of Red Willow Vineyard

Red Willow Vineyard is comprised of four distinct grape growing blocks...


A small iconic Chapel made from stones unearthed throughout the vineyard overlooks this site. The top of the Chapel block sits around 1,250 ft.

Once a small island during the Missoula floods, the upper 2/3rds supports ancient soils developed out of virgin ground planted in 1993. East, west and south slopes each support different soil types. Underlying much of the hill is sandstone which can still be viewed in the outcroppings that were left untouched on part of the western slope. Also intermixed are river rocks likely deposited from the ancient flows of the Columbia river.

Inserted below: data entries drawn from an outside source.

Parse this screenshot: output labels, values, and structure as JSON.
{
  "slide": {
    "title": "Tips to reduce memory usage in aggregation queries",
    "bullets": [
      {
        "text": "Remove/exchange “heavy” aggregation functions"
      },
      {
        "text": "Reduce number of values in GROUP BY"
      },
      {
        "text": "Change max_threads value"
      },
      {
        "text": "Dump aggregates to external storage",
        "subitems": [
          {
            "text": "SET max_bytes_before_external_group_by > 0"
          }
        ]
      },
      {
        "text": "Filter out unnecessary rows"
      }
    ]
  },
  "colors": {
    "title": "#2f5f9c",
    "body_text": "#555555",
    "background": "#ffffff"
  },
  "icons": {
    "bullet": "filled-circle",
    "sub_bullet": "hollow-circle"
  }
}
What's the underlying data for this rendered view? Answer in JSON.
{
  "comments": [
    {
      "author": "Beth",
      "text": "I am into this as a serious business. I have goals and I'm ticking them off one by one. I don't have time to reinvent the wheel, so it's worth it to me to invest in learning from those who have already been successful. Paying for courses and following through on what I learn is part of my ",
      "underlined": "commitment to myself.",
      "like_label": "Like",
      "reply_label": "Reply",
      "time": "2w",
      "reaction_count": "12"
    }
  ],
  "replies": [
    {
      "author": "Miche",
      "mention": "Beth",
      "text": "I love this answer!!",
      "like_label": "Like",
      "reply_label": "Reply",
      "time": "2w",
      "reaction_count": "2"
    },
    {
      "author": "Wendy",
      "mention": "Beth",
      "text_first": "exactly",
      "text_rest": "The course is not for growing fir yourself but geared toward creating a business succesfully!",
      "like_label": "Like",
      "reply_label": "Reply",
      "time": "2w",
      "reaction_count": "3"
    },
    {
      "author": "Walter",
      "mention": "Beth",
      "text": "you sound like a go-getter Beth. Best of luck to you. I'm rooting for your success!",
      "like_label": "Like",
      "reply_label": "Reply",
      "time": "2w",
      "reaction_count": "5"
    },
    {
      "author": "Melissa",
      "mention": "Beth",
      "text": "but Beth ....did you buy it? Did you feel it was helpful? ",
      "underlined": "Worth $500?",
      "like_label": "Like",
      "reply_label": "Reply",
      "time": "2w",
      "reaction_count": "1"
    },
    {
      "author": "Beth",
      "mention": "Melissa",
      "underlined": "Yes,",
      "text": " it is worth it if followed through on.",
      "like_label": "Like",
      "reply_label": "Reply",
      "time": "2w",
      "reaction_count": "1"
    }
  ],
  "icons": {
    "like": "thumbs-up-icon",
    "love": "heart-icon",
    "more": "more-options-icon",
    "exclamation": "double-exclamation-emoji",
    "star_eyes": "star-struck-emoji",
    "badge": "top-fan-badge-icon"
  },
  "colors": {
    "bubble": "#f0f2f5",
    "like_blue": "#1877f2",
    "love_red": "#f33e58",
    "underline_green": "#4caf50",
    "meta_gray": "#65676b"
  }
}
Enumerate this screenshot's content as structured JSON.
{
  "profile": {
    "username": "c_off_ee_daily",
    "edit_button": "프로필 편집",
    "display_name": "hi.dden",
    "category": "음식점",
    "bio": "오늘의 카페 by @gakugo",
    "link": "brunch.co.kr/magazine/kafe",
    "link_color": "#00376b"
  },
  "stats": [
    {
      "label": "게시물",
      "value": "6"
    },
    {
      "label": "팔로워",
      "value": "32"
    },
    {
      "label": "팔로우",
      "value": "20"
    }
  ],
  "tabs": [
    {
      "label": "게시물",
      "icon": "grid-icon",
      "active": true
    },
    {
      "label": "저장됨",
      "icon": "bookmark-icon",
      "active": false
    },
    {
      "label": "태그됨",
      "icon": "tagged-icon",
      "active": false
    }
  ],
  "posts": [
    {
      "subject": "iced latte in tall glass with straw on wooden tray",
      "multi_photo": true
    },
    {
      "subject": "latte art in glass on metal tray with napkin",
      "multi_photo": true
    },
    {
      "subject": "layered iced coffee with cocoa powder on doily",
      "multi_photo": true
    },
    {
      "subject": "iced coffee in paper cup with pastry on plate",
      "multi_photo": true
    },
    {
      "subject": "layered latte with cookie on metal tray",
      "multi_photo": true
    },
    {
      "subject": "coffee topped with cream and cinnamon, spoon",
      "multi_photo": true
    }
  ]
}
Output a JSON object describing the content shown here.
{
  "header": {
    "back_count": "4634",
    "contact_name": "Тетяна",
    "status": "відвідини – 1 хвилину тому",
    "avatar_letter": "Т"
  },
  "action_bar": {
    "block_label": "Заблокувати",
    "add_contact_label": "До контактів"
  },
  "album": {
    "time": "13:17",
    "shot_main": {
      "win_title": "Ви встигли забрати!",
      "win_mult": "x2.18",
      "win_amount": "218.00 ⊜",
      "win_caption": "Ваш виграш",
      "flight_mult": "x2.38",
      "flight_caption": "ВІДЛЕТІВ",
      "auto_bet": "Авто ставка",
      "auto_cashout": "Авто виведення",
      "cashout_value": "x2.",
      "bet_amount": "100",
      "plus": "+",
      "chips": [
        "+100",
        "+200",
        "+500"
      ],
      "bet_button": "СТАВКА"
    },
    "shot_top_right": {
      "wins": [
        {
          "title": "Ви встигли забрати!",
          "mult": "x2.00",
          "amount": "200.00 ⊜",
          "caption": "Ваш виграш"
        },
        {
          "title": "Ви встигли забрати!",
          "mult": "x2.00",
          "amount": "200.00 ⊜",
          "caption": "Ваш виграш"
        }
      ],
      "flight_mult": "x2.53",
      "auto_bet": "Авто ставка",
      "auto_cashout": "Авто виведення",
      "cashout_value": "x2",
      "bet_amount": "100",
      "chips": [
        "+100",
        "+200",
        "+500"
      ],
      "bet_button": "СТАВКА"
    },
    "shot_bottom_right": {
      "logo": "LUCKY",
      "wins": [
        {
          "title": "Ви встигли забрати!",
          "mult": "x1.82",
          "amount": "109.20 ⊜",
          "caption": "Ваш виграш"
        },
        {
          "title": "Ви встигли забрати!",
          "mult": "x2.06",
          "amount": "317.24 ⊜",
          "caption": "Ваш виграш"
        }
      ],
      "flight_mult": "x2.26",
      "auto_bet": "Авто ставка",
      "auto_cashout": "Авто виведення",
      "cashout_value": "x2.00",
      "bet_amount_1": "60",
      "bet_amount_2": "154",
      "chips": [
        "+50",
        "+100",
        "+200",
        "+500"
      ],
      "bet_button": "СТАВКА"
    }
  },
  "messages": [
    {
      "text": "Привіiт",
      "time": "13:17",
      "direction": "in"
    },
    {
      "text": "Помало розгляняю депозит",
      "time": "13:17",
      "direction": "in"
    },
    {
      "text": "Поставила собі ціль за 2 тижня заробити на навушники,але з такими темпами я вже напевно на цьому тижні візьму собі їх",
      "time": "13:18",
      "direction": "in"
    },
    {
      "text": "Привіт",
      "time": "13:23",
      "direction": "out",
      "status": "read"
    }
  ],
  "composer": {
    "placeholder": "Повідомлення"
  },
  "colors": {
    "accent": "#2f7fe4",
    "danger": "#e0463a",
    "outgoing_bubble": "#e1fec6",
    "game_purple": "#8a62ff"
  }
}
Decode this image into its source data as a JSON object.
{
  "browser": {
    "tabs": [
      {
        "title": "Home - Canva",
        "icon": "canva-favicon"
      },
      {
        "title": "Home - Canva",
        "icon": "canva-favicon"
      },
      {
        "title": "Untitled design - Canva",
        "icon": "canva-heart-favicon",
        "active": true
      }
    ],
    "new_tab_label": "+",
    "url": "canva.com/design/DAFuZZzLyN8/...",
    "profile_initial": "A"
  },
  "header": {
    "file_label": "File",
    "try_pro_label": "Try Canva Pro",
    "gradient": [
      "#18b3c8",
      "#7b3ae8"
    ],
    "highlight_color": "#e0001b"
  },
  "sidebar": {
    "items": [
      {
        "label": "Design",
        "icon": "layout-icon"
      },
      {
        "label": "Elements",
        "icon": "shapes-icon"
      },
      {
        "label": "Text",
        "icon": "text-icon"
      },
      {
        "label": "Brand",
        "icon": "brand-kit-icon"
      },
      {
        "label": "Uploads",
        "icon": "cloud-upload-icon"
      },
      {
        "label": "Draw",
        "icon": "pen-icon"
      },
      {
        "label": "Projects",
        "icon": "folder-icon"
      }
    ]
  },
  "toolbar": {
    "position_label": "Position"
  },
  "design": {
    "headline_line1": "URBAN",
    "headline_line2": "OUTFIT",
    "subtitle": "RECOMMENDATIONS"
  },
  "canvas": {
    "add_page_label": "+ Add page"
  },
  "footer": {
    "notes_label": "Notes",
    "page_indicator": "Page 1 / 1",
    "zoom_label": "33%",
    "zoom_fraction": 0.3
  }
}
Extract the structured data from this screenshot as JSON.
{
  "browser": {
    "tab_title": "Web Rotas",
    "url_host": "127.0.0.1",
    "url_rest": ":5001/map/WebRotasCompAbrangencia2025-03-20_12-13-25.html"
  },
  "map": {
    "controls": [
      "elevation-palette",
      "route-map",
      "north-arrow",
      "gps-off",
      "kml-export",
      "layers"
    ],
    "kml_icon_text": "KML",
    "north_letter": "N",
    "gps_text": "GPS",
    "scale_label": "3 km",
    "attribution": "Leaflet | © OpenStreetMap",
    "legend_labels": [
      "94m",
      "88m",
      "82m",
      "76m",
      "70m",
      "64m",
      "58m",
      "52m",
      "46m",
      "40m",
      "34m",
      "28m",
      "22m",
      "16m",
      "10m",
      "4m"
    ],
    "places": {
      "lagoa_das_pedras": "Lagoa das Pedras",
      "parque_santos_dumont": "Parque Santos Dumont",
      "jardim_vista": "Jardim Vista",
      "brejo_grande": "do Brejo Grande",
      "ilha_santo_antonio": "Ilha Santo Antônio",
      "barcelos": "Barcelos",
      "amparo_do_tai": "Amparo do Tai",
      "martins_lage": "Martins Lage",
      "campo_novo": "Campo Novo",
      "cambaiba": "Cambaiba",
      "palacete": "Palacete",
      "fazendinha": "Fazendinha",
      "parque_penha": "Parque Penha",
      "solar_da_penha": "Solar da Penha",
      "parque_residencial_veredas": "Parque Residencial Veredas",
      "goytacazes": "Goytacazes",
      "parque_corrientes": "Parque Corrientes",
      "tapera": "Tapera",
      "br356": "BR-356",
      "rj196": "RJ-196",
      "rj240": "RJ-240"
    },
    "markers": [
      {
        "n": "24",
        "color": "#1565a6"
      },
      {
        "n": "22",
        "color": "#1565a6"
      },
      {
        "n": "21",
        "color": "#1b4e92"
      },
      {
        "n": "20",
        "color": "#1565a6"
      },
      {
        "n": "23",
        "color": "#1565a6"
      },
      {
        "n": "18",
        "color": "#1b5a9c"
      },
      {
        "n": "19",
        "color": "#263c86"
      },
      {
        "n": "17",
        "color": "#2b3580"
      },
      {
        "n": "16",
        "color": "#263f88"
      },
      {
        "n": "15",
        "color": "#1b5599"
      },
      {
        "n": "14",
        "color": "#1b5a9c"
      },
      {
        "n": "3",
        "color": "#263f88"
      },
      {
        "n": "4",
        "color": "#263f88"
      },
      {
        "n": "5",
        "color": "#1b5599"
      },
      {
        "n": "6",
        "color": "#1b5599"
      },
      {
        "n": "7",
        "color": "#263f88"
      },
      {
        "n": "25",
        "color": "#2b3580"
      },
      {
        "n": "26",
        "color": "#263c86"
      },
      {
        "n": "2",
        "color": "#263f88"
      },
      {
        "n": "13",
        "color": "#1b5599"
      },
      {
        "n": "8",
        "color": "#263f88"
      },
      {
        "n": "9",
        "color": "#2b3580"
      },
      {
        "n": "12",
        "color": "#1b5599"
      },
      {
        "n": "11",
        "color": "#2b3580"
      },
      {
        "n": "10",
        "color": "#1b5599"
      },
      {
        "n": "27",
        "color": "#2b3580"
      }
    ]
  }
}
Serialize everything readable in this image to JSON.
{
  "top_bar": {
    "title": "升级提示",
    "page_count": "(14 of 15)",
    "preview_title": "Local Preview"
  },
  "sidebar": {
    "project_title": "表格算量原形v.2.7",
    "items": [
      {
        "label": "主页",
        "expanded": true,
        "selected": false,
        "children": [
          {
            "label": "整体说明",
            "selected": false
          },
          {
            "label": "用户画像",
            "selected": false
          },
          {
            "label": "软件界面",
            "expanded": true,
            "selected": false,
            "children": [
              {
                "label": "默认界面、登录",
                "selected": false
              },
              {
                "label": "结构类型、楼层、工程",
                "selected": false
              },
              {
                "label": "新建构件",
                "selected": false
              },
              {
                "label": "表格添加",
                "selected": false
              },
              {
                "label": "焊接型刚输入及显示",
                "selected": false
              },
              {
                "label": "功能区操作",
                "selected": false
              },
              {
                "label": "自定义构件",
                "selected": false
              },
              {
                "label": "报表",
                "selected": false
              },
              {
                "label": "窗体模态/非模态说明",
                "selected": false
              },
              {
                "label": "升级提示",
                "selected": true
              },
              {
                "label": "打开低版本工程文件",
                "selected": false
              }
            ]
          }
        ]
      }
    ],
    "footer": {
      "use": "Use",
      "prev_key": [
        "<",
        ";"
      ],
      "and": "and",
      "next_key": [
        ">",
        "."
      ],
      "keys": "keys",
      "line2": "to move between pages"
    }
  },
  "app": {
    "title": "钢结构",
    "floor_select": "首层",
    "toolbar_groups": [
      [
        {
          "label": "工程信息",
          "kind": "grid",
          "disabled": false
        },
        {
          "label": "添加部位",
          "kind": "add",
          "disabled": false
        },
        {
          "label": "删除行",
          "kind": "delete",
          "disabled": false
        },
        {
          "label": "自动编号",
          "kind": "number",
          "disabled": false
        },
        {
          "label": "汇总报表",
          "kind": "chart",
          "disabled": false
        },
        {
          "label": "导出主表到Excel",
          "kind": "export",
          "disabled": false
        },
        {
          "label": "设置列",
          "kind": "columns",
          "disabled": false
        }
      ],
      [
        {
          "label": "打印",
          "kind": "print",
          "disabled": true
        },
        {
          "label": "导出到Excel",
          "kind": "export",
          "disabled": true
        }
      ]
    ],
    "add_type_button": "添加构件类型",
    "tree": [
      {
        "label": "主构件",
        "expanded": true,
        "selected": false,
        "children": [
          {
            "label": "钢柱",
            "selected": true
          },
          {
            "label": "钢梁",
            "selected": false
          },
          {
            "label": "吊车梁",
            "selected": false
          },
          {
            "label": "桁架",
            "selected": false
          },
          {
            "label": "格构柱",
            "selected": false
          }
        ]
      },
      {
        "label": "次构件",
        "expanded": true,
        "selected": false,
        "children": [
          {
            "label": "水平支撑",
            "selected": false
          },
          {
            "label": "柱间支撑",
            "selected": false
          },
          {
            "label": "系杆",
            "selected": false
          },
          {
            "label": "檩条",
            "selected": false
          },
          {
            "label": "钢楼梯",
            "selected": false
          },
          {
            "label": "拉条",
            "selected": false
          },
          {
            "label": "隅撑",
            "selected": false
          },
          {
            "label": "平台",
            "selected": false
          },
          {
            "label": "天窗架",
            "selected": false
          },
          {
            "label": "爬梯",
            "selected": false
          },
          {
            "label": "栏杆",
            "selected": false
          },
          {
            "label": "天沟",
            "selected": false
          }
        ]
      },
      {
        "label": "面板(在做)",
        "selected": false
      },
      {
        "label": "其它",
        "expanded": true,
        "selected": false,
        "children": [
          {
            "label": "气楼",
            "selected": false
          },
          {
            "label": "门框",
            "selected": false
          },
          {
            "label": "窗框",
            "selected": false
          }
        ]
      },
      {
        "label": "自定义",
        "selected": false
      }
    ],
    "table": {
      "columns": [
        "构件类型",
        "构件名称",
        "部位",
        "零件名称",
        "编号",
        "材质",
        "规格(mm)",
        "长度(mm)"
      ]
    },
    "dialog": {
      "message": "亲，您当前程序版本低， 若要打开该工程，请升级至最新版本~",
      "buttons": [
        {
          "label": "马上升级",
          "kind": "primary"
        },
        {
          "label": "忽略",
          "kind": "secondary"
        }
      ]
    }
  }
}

The western hills tend to have shallow rocky soils with a small amount of clay content throughout. Eastern slopes are deeper soils largely comprised of wind-blown loess with more concentrations of sand and silt. The south, being the steepest and hottest of all blocks, has a mixture of east/west soil types. This picturesque site is planted to Syrah, Merlot, Sangiovese, Malbec and Viognier.


Marcoux is the maiden name of Mike Sauer’s mother. The Marcoux block is the furthest western block of grapes within the Yakima Valley AVA.

Nearly a full mile west of the Chapel, the valley gradually rises putting it between 1100-1300 ft. elevation. A gentle south-east facing slope flows throughout most of the 60 acre block. Soils are classified as a Warden sandy loam.

Les Vignes de (the vines of) Marcoux, bordered for miles by desert sage and cattle range, has a rustic, western feel. Occasional herds of wild mustangs, roaming coyotes, and range cattle are part of the landscape. Ahtanum Ridge, the foothills of the Cascades, and the top of snow capped Mt Adams are prominent features viewed from Marcoux.

The block was first planted with 40 acres of Riesling and Gewurztraminer in 1982. Gradually, the Riesling and Gewurtz acreage has mostly been replaced with Merlot, Cab Franc, Syrah, Sangiovese, Barbara, Aglianico, Sauvignon Blanc, and in 2012 plantings included new clones of Cab Sauv, Malbec and Marquette.


The Olney Springs block sits isolated between the Peninsula and Marcoux blocks.

In the shadow of a natural springs coming out of the Autanumn Ridge, Olney Springs itself once a native American pathway, is now an overgrowth of Sumac that turns scarlet red during the Fall months. Made up of two blocks both planted in 1999 in an east-westerly orientation following the hillsides, the first a five acre block of Cabernet Sauvignon believed to be clone eight.

The second an acre plot that was planted as an experimental block filled with 10 different cabernet clones, multiple merlot, cab Franc and other varietals. This block is now refered to as David’s block in reference to David Lake taking all of the Bordeaux varietals and co-fermenting them together. Eight Bells Winery continues on this tradition. Soils are calcareous underneath with sandy loam on top.


The Peninsula block, first coined by David Lake, is a unique formation jetting out of the Ahtanum Ridge.

A high elevation site once surrounded by water on all sides except the North during the great floods, our wine roots began here with the first planting of 1973 Cab Sauv that is still in production today. Gradually trying new varietals, Mike pioneered Cabernet franc and Syrah on the site. Merlot and Petite Verdot also grow atop this beautiful vineyard. The 40 acre parcel is underlied by Calcarious, volcanic soils with an influence of ancient river beds.

Much like the Chapel block the west tends to be shallower with a degree of clay influence, while the east supports deeper loess soils of sandy and silty loam. Because of a close proximity to the Cascades, one can find many volcanic stratas, pumis and volcanic rocks throughout.